For Local Arts Groups, the Struggle for Funding is Real
Many local arts organizations face perennial funding and space issues that threaten their existence. Can they survive?
Visual artists in Arlington express similar frustrations. “We need to stop treating the arts like a sidelined quarterback,” says David Carlson, a multimedia artist and professor of art at Marymount University. As a member of the 15-member Arlington Arts Commission, Carlson acts as an adviser to the county board and oversees grants programs, which, in the last funding cycle, awarded roughly $216,000 to 15 arts organizations and two individuals. (By comparison, the D.C. Commission on the Arts and Humanities in 2019 awarded more than $7 million in grants to more than 120 organizations, although the District’s annual operating budget is more than 10 times the size of Arlington’s.) Editor’s Note: For a detailed comparison of how Arlington’s grant funding for the arts stacks up, per capita, against Montgomery County’s and the District of Columbia’s, click here.

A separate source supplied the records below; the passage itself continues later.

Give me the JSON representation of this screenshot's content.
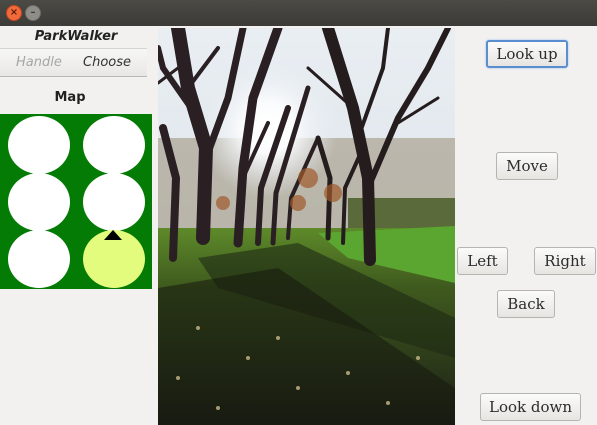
{
  "window": {
    "close_glyph": "×",
    "minimize_glyph": "–"
  },
  "sidebar": {
    "title": "ParkWalker",
    "tabs": [
      {
        "label": "Handle",
        "enabled": false
      },
      {
        "label": "Choose",
        "enabled": true
      }
    ],
    "map_label": "Map",
    "map": {
      "rows": 3,
      "cols": 2,
      "current_cell": {
        "row": 2,
        "col": 1
      },
      "colors": {
        "background": "#047b04",
        "cell": "#ffffff",
        "current": "#e3fc7e",
        "marker": "#000000"
      }
    }
  },
  "view": {
    "image": "park-avenue-trees-sunlight"
  },
  "controls": {
    "look_up": "Look up",
    "move": "Move",
    "left": "Left",
    "right": "Right",
    "back": "Back",
    "look_down": "Look down"
  },
  "colors": {
    "focus": "#5b8ecf",
    "titlebar": "#3c3b37",
    "panel": "#f2f1f0"
  }
}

“I’ve been a practicing artist for 40 years and an educator for over 30,” Carlson says, “and the threat of defunding is an ever-present reality. It’s just easier to cut the arts [compared with essential services such as law enforcement]. But it shows a lack of understanding about the arts and their role. Visual art is a nonverbal way to communicate. It helps us access a different way of looking at things and processing information.”
Holly Koons agrees. She’s executive director of the Arlington Arts Center (AAC), a nonprofit contemporary arts center and studio space housed in the historic Maury School in Ballston. Each year, the AAC hosts a full slate of exhibitions, lectures, workshops, classes and camps for artists of all ages. It also provides subsidized studio space for resident artists—something Koons says is essential in a county where working artists struggle to find housing and workspace they can afford.
This summer, the AAC will be wrapped up—literally—in a large-scale textile art project by New York artist Amanda Browder. The building itself will be shrouded in a tapestry of fabrics donated and sewn by members of the community. The project was funded by a grant awarded to AAC by the Arts Commission.
Koons warns that cuts to these kinds of grants can precipitate a vicious cycle in which it becomes even more difficult for artists to acquire funding from other private or nonprofit sources. “If you’re struggling, then you’re less likely to be able to prove to others that you can run a stable budget,” she says.
Add to that an apparent downturn in charitable giving by private citizens as a result of the recent tax reform package passed by Congress. Some reports suggest that donations to small local nonprofit organizations fell by 2.3 percent last year. And in the greater D.C. area, there’s considerable competition for donations.
“Arlington can be a difficult place to run an arts center because we’re in the shadow of places like the Kennedy Center or the Hirshhorn,” Koons says. “And yet Arlington is a distinct and unique community unto itself. The arts contribute to that.”